Canadian Fossil Discovery Centre staff are looking forward to 2018. (LAUREN MACGILL, Morden Times)
The Canadian Fossil Discovery Centre saw another record year in 2017 with a significant increase in visitation.
Visitation rose to nearly 13,000 people, a 7 per cent increase from 2016 and double the attendance of 2013.
Executive director Peter Cantelon said the increase is encouraging to see, especially in today’s environment. “Museums and art organizations have struggled, not just provincially or nationally but globally,” he said. “We’re in a more restrained funding environment. People are not necessarily traveling as much as they would, so we’re really happy to see that kind of growth.”
In the past 20 years, CFDC has seen almost 158,000 people pass through its doors, which translates to more than $9 million in tourism revenue, which goes right back into the local economy.
More than 85 per cent of visitors to CFDC were from outside of the region, which covers the Morden/Winkler area and the R.M. of Stanley and Thompson.
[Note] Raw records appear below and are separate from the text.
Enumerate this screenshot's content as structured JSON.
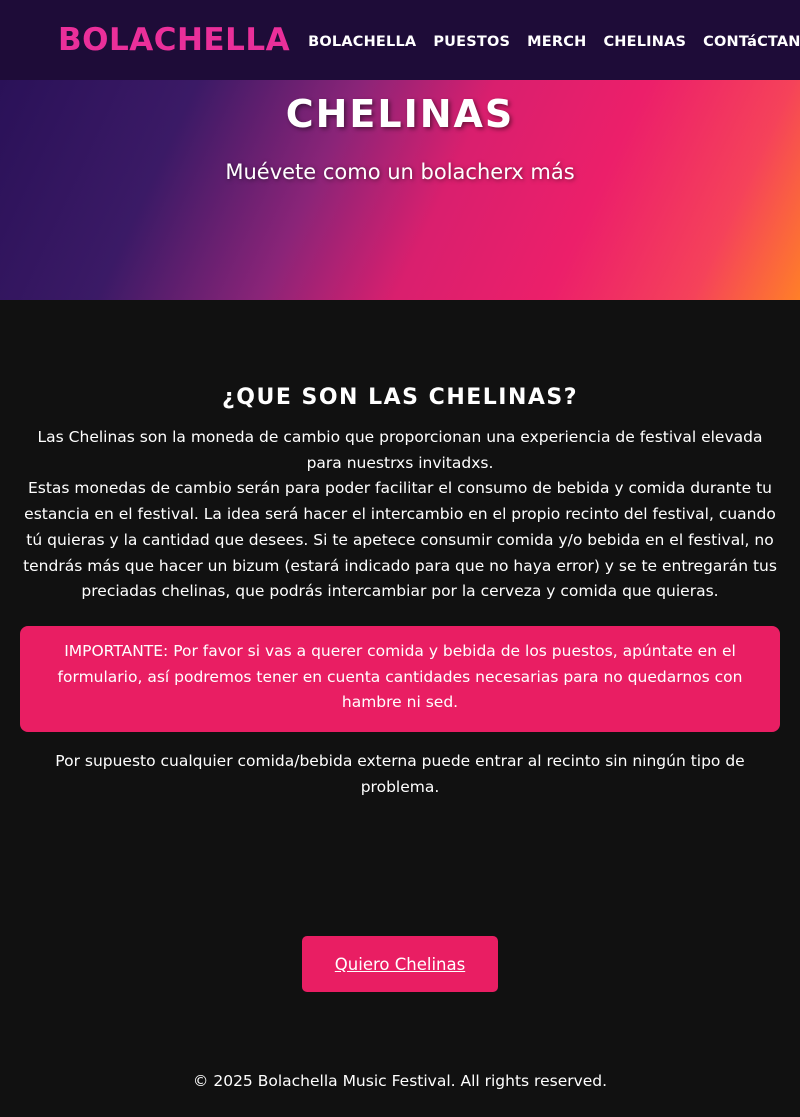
{
  "colors": {
    "accent": "#e91e63",
    "brand": "#ea2f9a",
    "nav_background": "#1e0c38",
    "page_background": "#111111"
  },
  "nav": {
    "brand": "BOLACHELLA",
    "links": [
      "BOLACHELLA",
      "PUESTOS",
      "MERCH",
      "CHELINAS",
      "CONTáCTANOS"
    ]
  },
  "hero": {
    "title": "CHELINAS",
    "subtitle": "Muévete como un bolacherx más"
  },
  "section": {
    "title": "¿QUE SON LAS CHELINAS?",
    "paragraph_1": "Las Chelinas son la moneda de cambio que proporcionan una experiencia de festival elevada para nuestrxs invitadxs.",
    "paragraph_2": "Estas monedas de cambio serán para poder facilitar el consumo de bebida y comida durante tu estancia en el festival. La idea será hacer el intercambio en el propio recinto del festival, cuando tú quieras y la cantidad que desees. Si te apetece consumir comida y/o bebida en el festival, no tendrás más que hacer un bizum (estará indicado para que no haya error) y se te entregarán tus preciadas chelinas, que podrás intercambiar por la cerveza y comida que quieras.",
    "alert": "IMPORTANTE: Por favor si vas a querer comida y bebida de los puestos, apúntate en el formulario, así podremos tener en cuenta cantidades necesarias para no quedarnos con hambre ni sed.",
    "note": "Por supuesto cualquier comida/bebida externa puede entrar al recinto sin ningún tipo de problema."
  },
  "cta": {
    "label": "Quiero Chelinas"
  },
  "footer": {
    "text": "© 2025 Bolachella Music Festival. All rights reserved."
  }
}
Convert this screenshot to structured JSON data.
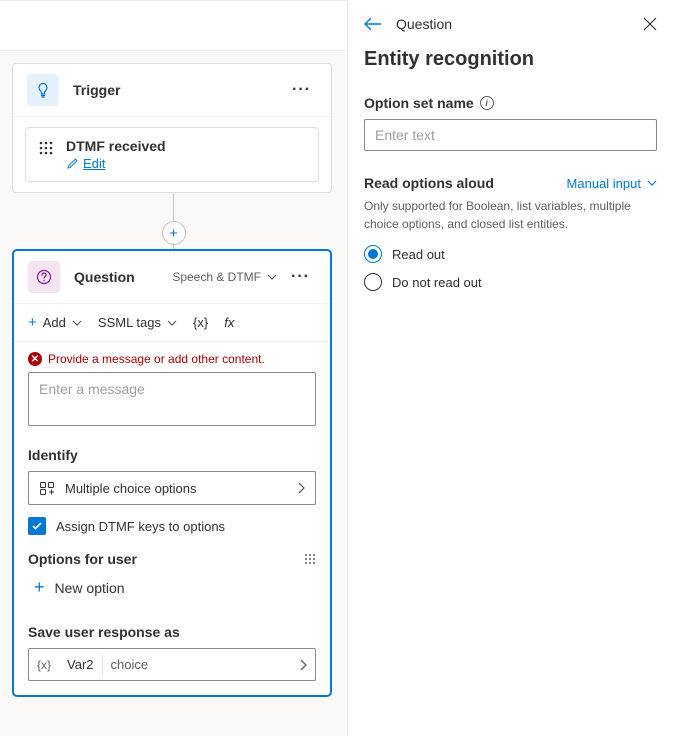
{
  "trigger": {
    "title": "Trigger",
    "event_title": "DTMF received",
    "edit_label": "Edit"
  },
  "question": {
    "title": "Question",
    "mode": "Speech & DTMF",
    "toolbar": {
      "add": "Add",
      "ssml": "SSML tags",
      "varhint": "{x}",
      "fx": "fx"
    },
    "error": "Provide a message or add other content.",
    "msg_placeholder": "Enter a message",
    "identify_label": "Identify",
    "identify_value": "Multiple choice options",
    "assign_keys": "Assign DTMF keys to options",
    "options_label": "Options for user",
    "new_option": "New option",
    "save_label": "Save user response as",
    "save_var": "Var2",
    "save_type": "choice"
  },
  "panel": {
    "back_label": "Question",
    "heading": "Entity recognition",
    "option_set_label": "Option set name",
    "option_set_placeholder": "Enter text",
    "read_label": "Read options aloud",
    "manual": "Manual input",
    "hint": "Only supported for Boolean, list variables, multiple choice options, and closed list entities.",
    "radio_yes": "Read out",
    "radio_no": "Do not read out"
  }
}
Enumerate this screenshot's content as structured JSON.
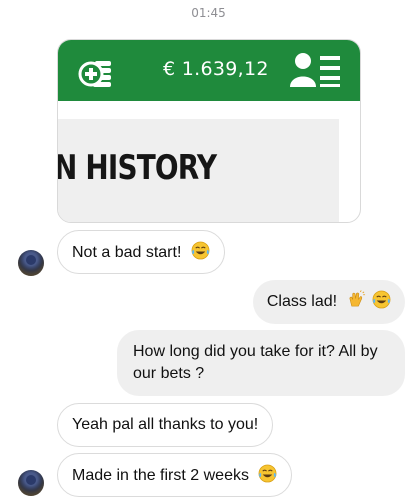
{
  "status_bar": {
    "time": "01:45"
  },
  "shared_image": {
    "balance": "€ 1.639,12",
    "heading": "N HISTORY",
    "header_color": "#1f8a3c",
    "icons": [
      "coins-plus-icon",
      "profile-list-icon"
    ]
  },
  "messages": [
    {
      "side": "incoming",
      "text": "Not a bad start!",
      "emoji": "tears-of-joy-emoji"
    },
    {
      "side": "outgoing",
      "text": "Class lad!",
      "emoji": "clapping-hands-emoji"
    },
    {
      "side": "outgoing",
      "text": "How long did you take for it? All by our bets ?"
    },
    {
      "side": "incoming",
      "text": "Yeah pal all thanks to you!"
    },
    {
      "side": "incoming",
      "text": "Made in the first 2 weeks",
      "emoji": "tears-of-joy-emoji"
    }
  ]
}
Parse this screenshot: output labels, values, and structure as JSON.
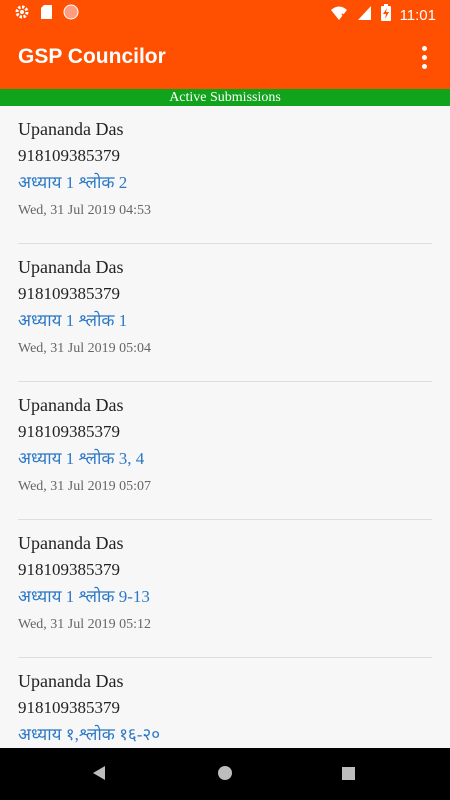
{
  "status_bar": {
    "time": "11:01",
    "icons": [
      "gear-icon",
      "sd-card-icon",
      "circle-notification-icon",
      "wifi-off-icon",
      "signal-icon",
      "battery-charging-icon"
    ],
    "color": "#ff4f00"
  },
  "app_bar": {
    "title": "GSP Councilor",
    "menu_icon": "more-vert-icon",
    "color": "#ff4f00"
  },
  "section": {
    "title": "Active Submissions",
    "color": "#11a31c"
  },
  "submissions": [
    {
      "name": "Upananda Das",
      "phone": "918109385379",
      "verse": "अध्याय 1 श्लोक 2",
      "timestamp": "Wed, 31 Jul 2019 04:53"
    },
    {
      "name": "Upananda Das",
      "phone": "918109385379",
      "verse": "अध्याय 1 श्लोक 1",
      "timestamp": "Wed, 31 Jul 2019 05:04"
    },
    {
      "name": "Upananda Das",
      "phone": "918109385379",
      "verse": "अध्याय 1 श्लोक 3, 4",
      "timestamp": "Wed, 31 Jul 2019 05:07"
    },
    {
      "name": "Upananda Das",
      "phone": "918109385379",
      "verse": "अध्याय 1 श्लोक 9-13",
      "timestamp": "Wed, 31 Jul 2019 05:12"
    },
    {
      "name": "Upananda Das",
      "phone": "918109385379",
      "verse": "अध्याय १,श्लोक १६-२०",
      "timestamp": ""
    }
  ],
  "colors": {
    "verse_link": "#2b78c6",
    "background": "#f7f7f7"
  },
  "nav_bar": {
    "icons": [
      "back-icon",
      "home-icon",
      "recents-icon"
    ]
  }
}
The past year alone saw visitors from 47 countries, 38 American states, every Canadian province and one territory.
Cantelon said it has to do with focused communication. “We’ve spent the last few years making sure people are aware that we’re here,” he said. “That’s the biggest battle, ensuring that there’s some acknowledgement of the uniqueness of the Fossil Discovery Centre.”
“It’s not a matter of people going ‘We don’t want to visit the CFDC because we don’t think it’s interesting,’ it’s a matter of people finding out it exists and wanting to be down here,” he added.
Cantelon hopes visitation will continue to rise, and added that the museum could be seeing more people.
“We’ve done enough demographic research based on other facilities like ours in similar population regions to know that if we were firing on all cylinders and our message was penetrating the market effectively, we should be seeing somewhere in the range of 60,000 visitors annually.”
2017 also saw the addition of another roadside attraction. Built by Morden resident and sculptor Adolfo Cuetara, the turtle bookends the west side of Morden. CFDC held a naming contest and after receiving hundreds of suggestions, the giant archelon turtle has been dubbed Archie.
CFDC also established the Dr. Elizabeth ‘Betsy’ Nicholls Award for Excellence in Paleontology, unveiled a new seven metre Allosaurus exhibit, and rolled out two mobile apps to enhance the visitor experience.
Cantelon said 2018 will bring some new things to the museum. “That’s one of the things that continues to bring people back,” he said. “We don’t just want new visitors, we want people to return.”
CFDC admission prices will not be rising, and Cantelon said they will continue to add value to each visit. “We’re going to explore new digital projects,” he said. “We have one, possibly two very significant new exhibits coming in 2018 as well as additional changes to exhibits. Programming is being broadened so we can involve more people of different ages. There’s so much that we’re excited for in 2018.”